  • Cost-to-collect across staff (including efficiencies). Providers can lose as much as 20% of every dollar by selling receivables too early. By developing more patient-centric collections processes, providers can collect more earlier and reduce the need for multiple statements or outsourcing to an agency.
  • Bad-debt metrics. Watching your bad-debt trends can help you identify problematic areas, especially regarding internal processes. It may as simple as training staff on how to ask patients for payment more effectively. 

Choosing the best technology partner for your organization

Providers are continually being asked to do more with less. Whether you’re a large hospital or a small provider practice, it can be challenging to find the resources to pull together and implement an effective patient collections strategy. Partnering with industry experts is a great way to help streamline the process and achieve your goals faster. But it’s important to choose a vendor steeped in the healthcare industry. There are many healthcare startups run by smart people trying to get into our growing industry. They may have a good product but do they have the vast experience required to truly understand the challenges providers face, including regulatory requirements, complex revenue cycle processes, or value-based care mandates? 

Partnerships are about more than a product or service. They’re about continual innovation and working side-by-side with providers as the industry changes to meet new challenges as they arise. Following are a few guidelines for choosing a partner. The best vendors should be able to: 

  • Offer technology that integrates seamlessly with a provider’s existing systems and workflows, 
  • Work with providers to strategize, launch, and maintain all facets of the patient financial journey,
  • Provide a comprehensive suite of solutions to manage the entire collections process from eligibility confirmation to patient estimates to payment options, and
  • Deliver in-depth analytics to provide actionable insight for continuous improvement.

The bottom line

A great clinical experience can be completely offset by a negative financial experience.
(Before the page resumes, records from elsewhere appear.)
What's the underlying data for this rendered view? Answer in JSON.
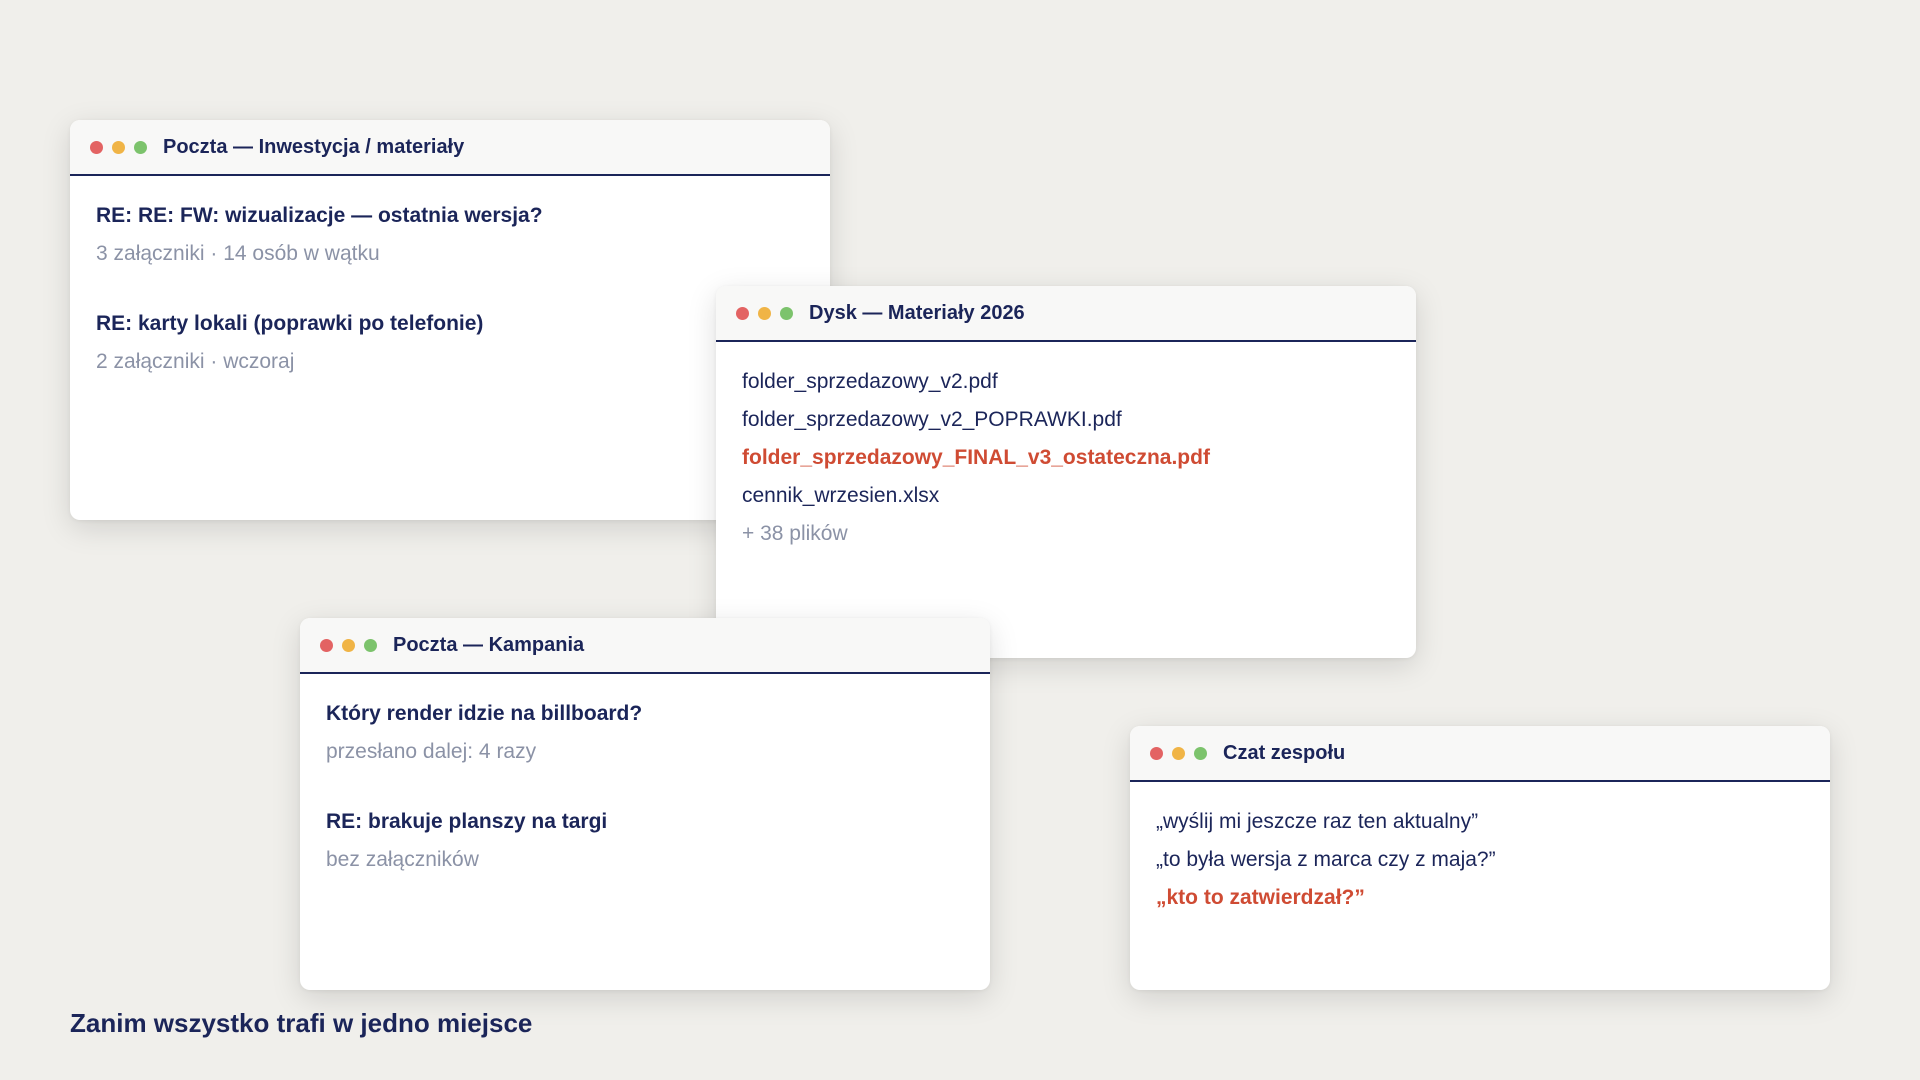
{
  "windows": {
    "mail_investment": {
      "title": "Poczta — Inwestycja / materiały",
      "items": [
        {
          "subject": "RE: RE: FW: wizualizacje — ostatnia wersja?",
          "meta": "3 załączniki · 14 osób w wątku"
        },
        {
          "subject": "RE: karty lokali (poprawki po telefonie)",
          "meta": "2 załączniki · wczoraj"
        }
      ]
    },
    "drive": {
      "title": "Dysk — Materiały 2026",
      "files": [
        "folder_sprzedazowy_v2.pdf",
        "folder_sprzedazowy_v2_POPRAWKI.pdf",
        "folder_sprzedazowy_FINAL_v3_ostateczna.pdf",
        "cennik_wrzesien.xlsx"
      ],
      "more": "+ 38 plików"
    },
    "mail_campaign": {
      "title": "Poczta — Kampania",
      "items": [
        {
          "subject": "Który render idzie na billboard?",
          "meta": "przesłano dalej: 4 razy"
        },
        {
          "subject": "RE: brakuje planszy na targi",
          "meta": "bez załączników"
        }
      ]
    },
    "chat": {
      "title": "Czat zespołu",
      "lines": [
        "„wyślij mi jeszcze raz ten aktualny”",
        "„to była wersja z marca czy z maja?”",
        "„kto to zatwierdzał?”"
      ]
    }
  },
  "caption": "Zanim wszystko trafi w jedno miejsce",
  "colors": {
    "background": "#f0efeb",
    "text_primary": "#1b2559",
    "text_muted": "#8b92a6",
    "highlight": "#cf4b33",
    "dot_red": "#e36363",
    "dot_yellow": "#f0b446",
    "dot_green": "#7cc36c"
  }
}
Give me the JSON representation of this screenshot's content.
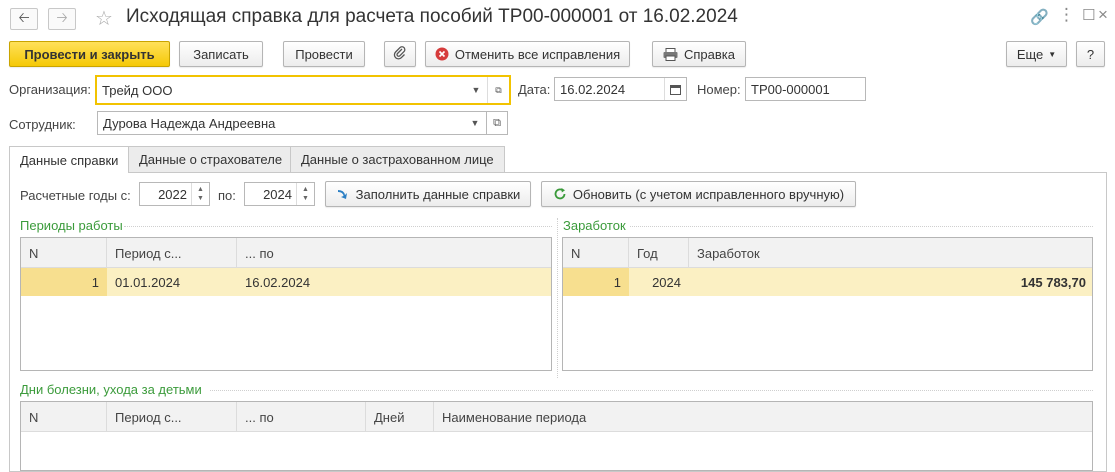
{
  "window": {
    "title": "Исходящая справка для расчета пособий ТР00-000001 от 16.02.2024"
  },
  "toolbar": {
    "post_close": "Провести и закрыть",
    "write": "Записать",
    "post": "Провести",
    "cancel_fixes": "Отменить все исправления",
    "help": "Справка",
    "more": "Еще",
    "question": "?"
  },
  "form": {
    "org_label": "Организация:",
    "org_value": "Трейд ООО",
    "date_label": "Дата:",
    "date_value": "16.02.2024",
    "number_label": "Номер:",
    "number_value": "ТР00-000001",
    "employee_label": "Сотрудник:",
    "employee_value": "Дурова Надежда Андреевна"
  },
  "tabs": [
    {
      "label": "Данные справки"
    },
    {
      "label": "Данные о страхователе"
    },
    {
      "label": "Данные о застрахованном лице"
    }
  ],
  "calc": {
    "years_from_label": "Расчетные годы с:",
    "year_from": "2022",
    "to_label": "по:",
    "year_to": "2024",
    "fill_button": "Заполнить данные справки",
    "refresh_button": "Обновить (с учетом исправленного вручную)"
  },
  "work_periods": {
    "title": "Периоды работы",
    "columns": [
      "N",
      "Период с...",
      "... по"
    ],
    "rows": [
      {
        "n": "1",
        "from": "01.01.2024",
        "to": "16.02.2024"
      }
    ]
  },
  "earnings": {
    "title": "Заработок",
    "columns": [
      "N",
      "Год",
      "Заработок"
    ],
    "rows": [
      {
        "n": "1",
        "year": "2024",
        "amount": "145 783,70"
      }
    ]
  },
  "sick_days": {
    "title": "Дни болезни, ухода за детьми",
    "columns": [
      "N",
      "Период с...",
      "... по",
      "Дней",
      "Наименование периода"
    ]
  },
  "colors": {
    "primary_button": "#f5c906",
    "group_title": "#3b9b3b",
    "selected_row": "#fbf0c3"
  }
}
Why does this matter? Because, according to a recent hospital study, patients who are satisfied with the billing process are more likely to recommend the provider (82%), more likely to pay their bills in full (95%), and more likely to return to the same provider for care in the future (74%).8 Partnering with industry experts can help providers improve price transparency, elevate the patient financial experience, and achieve their collections goals faster and more effectively. 

1 Michael Evans, "What We Can All Do About Rising Healthcare Costs," Forbes, June 28, 2017
2 Sara Heath, "64% of Patients Avoid Care Due to High Patient Healthcare Costs," Patient Engagement HIT, February 15, 2018
3 "Top Health Industry Issues of 2016," PWC, December 2015
4 "Trump Administration Announces Historic Price Transparency Requirements to Increase Competition and Lower Healthcare Costs for All Americans," [Press Release], HHS.gov, November 15, 2019
5 Terry Reinsager, "Why You Should Offer Patient Payment Estimates in Advance of Care," MediRevv, April 13, 2017
6 Academy of Healthcare Revenue
7 Brooke Murphy, "5 patient payment trends affecting payers, providers in 2016," Becker's Hospital Review, June 22, 2016
8 Kelly Gooch, "Study: Satisfied patients more likely to pay medical bills in full," Becker's Hospital Review, March 16, 2016